Explanation of Deferred Consideration
When an acquisition takes place, there are multiple factors that influence the overall actual negotiated price of the given deal. The payment that is made is usually in terms of cash, debt, or any other form of asset that is mutually decided upon.
Under most cases, there is a payment that is made upfront in the form of equity in the buying company in form of a promise to pay cash that is dependent and contingent on profit generation targets, or turnover-related targets. After the first payment is made, the remaining payments are decided after a mutual consensus on issues including interest, payment intervals, balloon payments, payment forms, collaterals, as well as restrictive or affirmative covenants.
In this regard, it can be seen that deferred consideration mostly allows the purchaser to defer the acquisition cost. This is mostly utilized by companies that struggle with liquidity. A deferred consideration agreement helps them to get through with the deal despite of the cash crunch that they face. However, it must be noted that in the case of deferred consideration, the seller faces an inherent default risk. Therefore, sellers mostly do not prefer a deferred consideration, and therefore, they agree on exchanging the related goods and services, even if it is at a reduced price. Furthermore, a seller also seeks a bank guarantee or collateral, where no assignation can move forward without the consent of the seller.
Types of Considerations
In order to fully understand the mechanics of deferred consideration, it is also important to understand the types of considerations that are present, and how acquisition deals are typically structured. When an acquisition takes place, consideration can be of the following types:
- Upfront Payments in Cash – Payments that are made in an upfront manner when a deal is signed.
- Deferred Consideration – Payments that are agreed to be paid at a later date depending on the mutual agreement between both the parties.
- Contingent Consideration – Payments that are contingent on certain outcomes. This implies that payment will only have to be made if those outcomes are kept and maintained.
Accounting for Deferred Consideration
For an acquisition to be recognized as a deferred consideration, there should be no conditions and contingencies pinned with the payment. Otherwise, it is classified as contingent consideration. In the same manner, for deferred consideration, the amount should also be incorporated for the time value of money. This means that the amount that is payable should be discounted to the present value.
The discounted value of the deferred consideration is basically the amount that the parent has to put aside at the acquisition date in order to be paid to the subsidiary on the due date.
In the case where no amounts are recorded by the parent company, the amount of deferred consideration is included within Goodwill and Liabilities at the acquisition date. The journal entry to record this is as follows:
Since liabilities are representative of the present value of the consideration, this needs to be increased with the due course of time till it covers the amount present. This process is referred to as unwinding the discount. With every passing year, liabilities are increased with the amount of interest that is used in the discounting calculation. The subsequent increase is further expensed to finance costs, and hence the double entry for this calculation is as follows:

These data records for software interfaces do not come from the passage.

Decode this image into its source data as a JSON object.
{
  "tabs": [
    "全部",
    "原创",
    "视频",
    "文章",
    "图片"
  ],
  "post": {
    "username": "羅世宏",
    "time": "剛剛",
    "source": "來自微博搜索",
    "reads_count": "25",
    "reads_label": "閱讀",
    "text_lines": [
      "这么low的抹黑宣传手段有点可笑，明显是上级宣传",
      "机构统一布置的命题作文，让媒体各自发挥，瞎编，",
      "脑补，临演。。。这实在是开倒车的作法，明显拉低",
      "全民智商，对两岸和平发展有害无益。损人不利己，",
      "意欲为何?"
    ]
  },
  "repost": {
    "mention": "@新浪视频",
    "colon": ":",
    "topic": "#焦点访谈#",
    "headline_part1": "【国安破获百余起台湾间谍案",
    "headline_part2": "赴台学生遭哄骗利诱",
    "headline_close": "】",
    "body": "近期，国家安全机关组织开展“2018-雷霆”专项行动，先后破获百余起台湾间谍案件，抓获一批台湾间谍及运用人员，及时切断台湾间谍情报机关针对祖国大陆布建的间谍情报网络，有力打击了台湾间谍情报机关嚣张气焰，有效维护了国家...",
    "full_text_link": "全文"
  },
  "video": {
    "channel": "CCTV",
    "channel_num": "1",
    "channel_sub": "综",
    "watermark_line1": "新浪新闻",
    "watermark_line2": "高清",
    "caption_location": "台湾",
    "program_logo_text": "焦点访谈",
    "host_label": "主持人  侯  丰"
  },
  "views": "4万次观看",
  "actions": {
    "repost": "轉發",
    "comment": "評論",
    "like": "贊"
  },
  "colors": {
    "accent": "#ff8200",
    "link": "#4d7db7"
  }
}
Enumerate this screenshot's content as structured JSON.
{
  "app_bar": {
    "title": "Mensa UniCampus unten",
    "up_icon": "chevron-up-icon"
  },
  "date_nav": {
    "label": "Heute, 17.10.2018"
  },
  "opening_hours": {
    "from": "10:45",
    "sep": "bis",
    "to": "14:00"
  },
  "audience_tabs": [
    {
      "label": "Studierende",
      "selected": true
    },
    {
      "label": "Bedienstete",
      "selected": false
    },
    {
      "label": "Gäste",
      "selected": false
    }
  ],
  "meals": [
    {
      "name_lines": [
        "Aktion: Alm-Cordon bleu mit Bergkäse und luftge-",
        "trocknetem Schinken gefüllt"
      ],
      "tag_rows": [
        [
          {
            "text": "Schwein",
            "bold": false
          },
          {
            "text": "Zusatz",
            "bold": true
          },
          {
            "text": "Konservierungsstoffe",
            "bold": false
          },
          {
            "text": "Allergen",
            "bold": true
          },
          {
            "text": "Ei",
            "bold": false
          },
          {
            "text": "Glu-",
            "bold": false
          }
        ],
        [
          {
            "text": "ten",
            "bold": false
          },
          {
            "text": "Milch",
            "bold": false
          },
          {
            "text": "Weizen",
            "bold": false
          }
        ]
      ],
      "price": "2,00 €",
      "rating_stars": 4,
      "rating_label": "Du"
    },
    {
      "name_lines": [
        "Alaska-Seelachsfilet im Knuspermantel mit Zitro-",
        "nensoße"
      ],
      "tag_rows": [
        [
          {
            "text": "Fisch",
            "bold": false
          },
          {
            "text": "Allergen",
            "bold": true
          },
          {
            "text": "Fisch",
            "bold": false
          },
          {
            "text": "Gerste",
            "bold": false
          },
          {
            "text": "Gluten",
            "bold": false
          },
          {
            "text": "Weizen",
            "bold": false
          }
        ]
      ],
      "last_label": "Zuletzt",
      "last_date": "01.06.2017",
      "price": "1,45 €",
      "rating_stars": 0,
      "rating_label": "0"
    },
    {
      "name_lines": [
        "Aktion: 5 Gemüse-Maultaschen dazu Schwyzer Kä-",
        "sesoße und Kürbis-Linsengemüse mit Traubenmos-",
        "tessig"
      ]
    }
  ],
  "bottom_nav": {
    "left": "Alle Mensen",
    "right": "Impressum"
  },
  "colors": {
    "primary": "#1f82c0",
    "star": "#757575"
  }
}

This implies that the liability continues to increase as it approaches the actual payment date. It must also be noted that goodwill is not impacted by the unwinding of the discount, as goodwill is mostly calculated at the acquisition date itself.
Example of Deferred Consideration

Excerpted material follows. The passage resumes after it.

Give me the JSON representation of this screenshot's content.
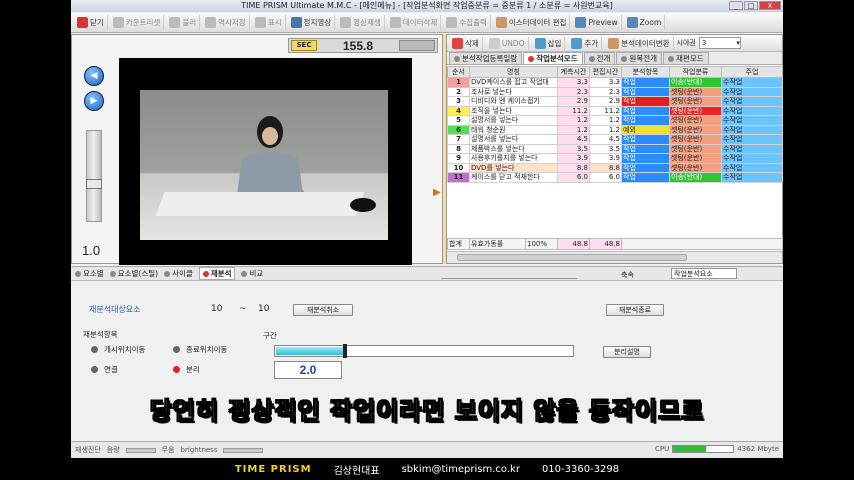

Gems Inc. acquired 80% of Diamond Co. on 1st January 2021. As part of the consideration Gems Inc. agreed on paying Diamond Co. an amount equivalent to $10 Million on 1st January 2022. Gems Inc. had a cost of capital equivalent to 10%.
Since Gems Inc. gathered control of Diamond Co. on 1st January 2021, the goodwill was calculated at this particular date. This transaction is divided in 2 parts. The first part is the payment of the calculation, equivalent to $10 Million in one year. The present value of $10 Million in one year is equivalent to $9.09 Million ($10 Million x 1 / 1.10). This is also recorded as part of the goodwill calculation, which is an equivalent liability set up within current liabilities since that amount is payable in a period of 12 months.

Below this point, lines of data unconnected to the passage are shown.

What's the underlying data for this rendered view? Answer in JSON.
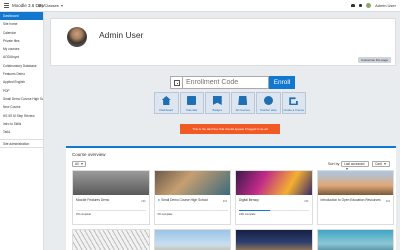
{
  "navbar": {
    "brand": "Moodle 3.6 DEV",
    "my_classes": "My Classes",
    "user_name": "Admin User"
  },
  "sidebar": {
    "items": [
      {
        "label": "Dashboard",
        "active": true
      },
      {
        "label": "Site home"
      },
      {
        "label": "Calendar"
      },
      {
        "label": "Private files"
      },
      {
        "label": "My courses"
      },
      {
        "label": "AODUtoyot"
      },
      {
        "label": "Collaboratory Database"
      },
      {
        "label": "Features Demo"
      },
      {
        "label": "Applied English"
      },
      {
        "label": "PDP"
      },
      {
        "label": "Small Demo Course High School"
      },
      {
        "label": "New Course"
      },
      {
        "label": "HS 5S M Step Review"
      },
      {
        "label": "Intro to Skills"
      },
      {
        "label": "Talk1"
      },
      {
        "label": "Site administration"
      }
    ]
  },
  "profile": {
    "name": "Admin User",
    "customise_label": "Customise this page"
  },
  "enroll": {
    "placeholder": "Enrollment Code",
    "button_label": "Enroll"
  },
  "shortcuts": [
    {
      "label": "Dashboard",
      "icon": "home-icon"
    },
    {
      "label": "Calendar",
      "icon": "calendar-icon"
    },
    {
      "label": "Badges",
      "icon": "badge-icon"
    },
    {
      "label": "All Courses",
      "icon": "courses-icon"
    },
    {
      "label": "Teacher Help",
      "icon": "help-icon"
    },
    {
      "label": "Create a Course",
      "icon": "create-course-icon"
    }
  ],
  "alert": {
    "text": "This is the alert box that should appear if logged in as ad"
  },
  "overview": {
    "title": "Course overview",
    "filter": "All",
    "sort_label": "Sort by",
    "sort_value": "Last accessed",
    "view_value": "Card"
  },
  "courses": [
    {
      "name": "Moodle Features Demo",
      "starred": false,
      "progress": 0,
      "progress_label": "0% complete"
    },
    {
      "name": "Small Demo Course High School",
      "starred": true,
      "progress": 0,
      "progress_label": "0% complete"
    },
    {
      "name": "Digital literacy",
      "starred": false,
      "progress": 44,
      "progress_label": "44% complete"
    },
    {
      "name": "Introduction to Open Education Resources",
      "starred": false,
      "progress": 0,
      "progress_label": ""
    }
  ],
  "colors": {
    "accent": "#1177d1",
    "alert": "#f15a24"
  }
}
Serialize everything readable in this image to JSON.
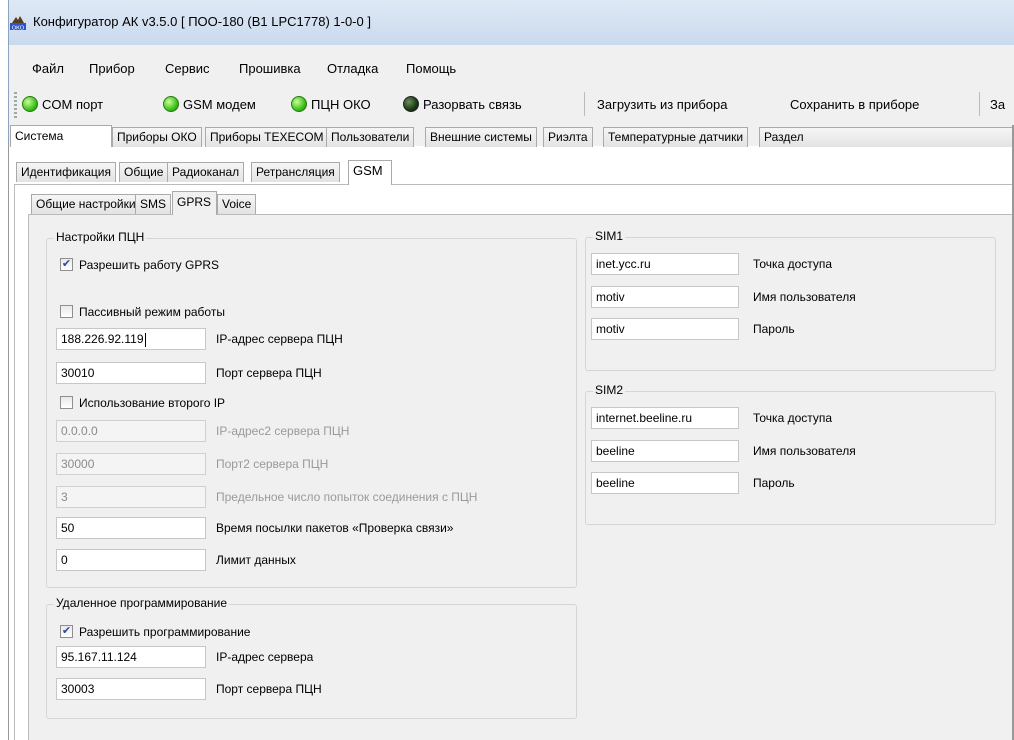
{
  "window": {
    "title": "Конфигуратор АК v3.5.0 [ ПОО-180 (B1 LPC1778) 1-0-0 ]",
    "icon": "oko-app-icon"
  },
  "menu": [
    "Файл",
    "Прибор",
    "Сервис",
    "Прошивка",
    "Отладка",
    "Помощь"
  ],
  "toolbar": {
    "com_port": "COM порт",
    "gsm_modem": "GSM модем",
    "ptsn_oko": "ПЦН ОКО",
    "disconnect": "Разорвать связь",
    "load_from_device": "Загрузить из прибора",
    "save_to_device": "Сохранить в приборе",
    "truncated": "За",
    "colors": {
      "connected": "#3ec21a",
      "disconnect": "#1a3a12"
    }
  },
  "tabs_level1": [
    "Система",
    "Приборы ОКО",
    "Приборы TEXECOM",
    "Пользователи",
    "Внешние системы",
    "Риэлта",
    "Температурные датчики",
    "Раздел"
  ],
  "tabs_level2": [
    "Идентификация",
    "Общие",
    "Радиоканал",
    "Ретрансляция",
    "GSM"
  ],
  "tabs_level3": [
    "Общие настройки",
    "SMS",
    "GPRS",
    "Voice"
  ],
  "ptsn_group": {
    "legend": "Настройки ПЦН",
    "enable_gprs": {
      "label": "Разрешить работу GPRS",
      "checked": true
    },
    "passive_mode": {
      "label": "Пассивный режим работы",
      "checked": false
    },
    "server_ip": {
      "value": "188.226.92.119",
      "label": "IP-адрес сервера ПЦН"
    },
    "server_port": {
      "value": "30010",
      "label": "Порт сервера ПЦН"
    },
    "second_ip_enabled": {
      "label": "Использование второго IP",
      "checked": false
    },
    "server_ip2": {
      "value": "0.0.0.0",
      "label": "IP-адрес2 сервера ПЦН"
    },
    "server_port2": {
      "value": "30000",
      "label": "Порт2 сервера ПЦН"
    },
    "max_attempts": {
      "value": "3",
      "label": "Предельное число попыток соединения с ПЦН"
    },
    "keepalive": {
      "value": "50",
      "label": "Время посылки пакетов «Проверка связи»"
    },
    "data_limit": {
      "value": "0",
      "label": "Лимит данных"
    }
  },
  "remote_group": {
    "legend": "Удаленное программирование",
    "enable_programming": {
      "label": "Разрешить программирование",
      "checked": true
    },
    "server_ip": {
      "value": "95.167.11.124",
      "label": "IP-адрес сервера"
    },
    "server_port": {
      "value": "30003",
      "label": "Порт сервера ПЦН"
    }
  },
  "sim1": {
    "legend": "SIM1",
    "apn": {
      "value": "inet.ycc.ru",
      "label": "Точка доступа"
    },
    "user": {
      "value": "motiv",
      "label": "Имя пользователя"
    },
    "password": {
      "value": "motiv",
      "label": "Пароль"
    }
  },
  "sim2": {
    "legend": "SIM2",
    "apn": {
      "value": "internet.beeline.ru",
      "label": "Точка доступа"
    },
    "user": {
      "value": "beeline",
      "label": "Имя пользователя"
    },
    "password": {
      "value": "beeline",
      "label": "Пароль"
    }
  }
}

However, by 31st December 2021, this amount was payable in 1 day. In that case, Gems Inc. would again contact Diamond Co. to remind them of the payment that needs to be made. Currently, Pratt Co. was showing a liability equivalent to $9.091 Million. This needed to be increased by 10% in order to adjust for the time value of money. The increase of $909k ($9091 x 10%) was further added to the liability, and then recorded as a finance cost in the statement of profit or loss.
Furthermore, it is also important to highlight the fact that Goodwill was calculated at the date of the acquisition, and therefore, all the subsequent changes to the consideration payable were not duly adjusted in the goodwill calculation.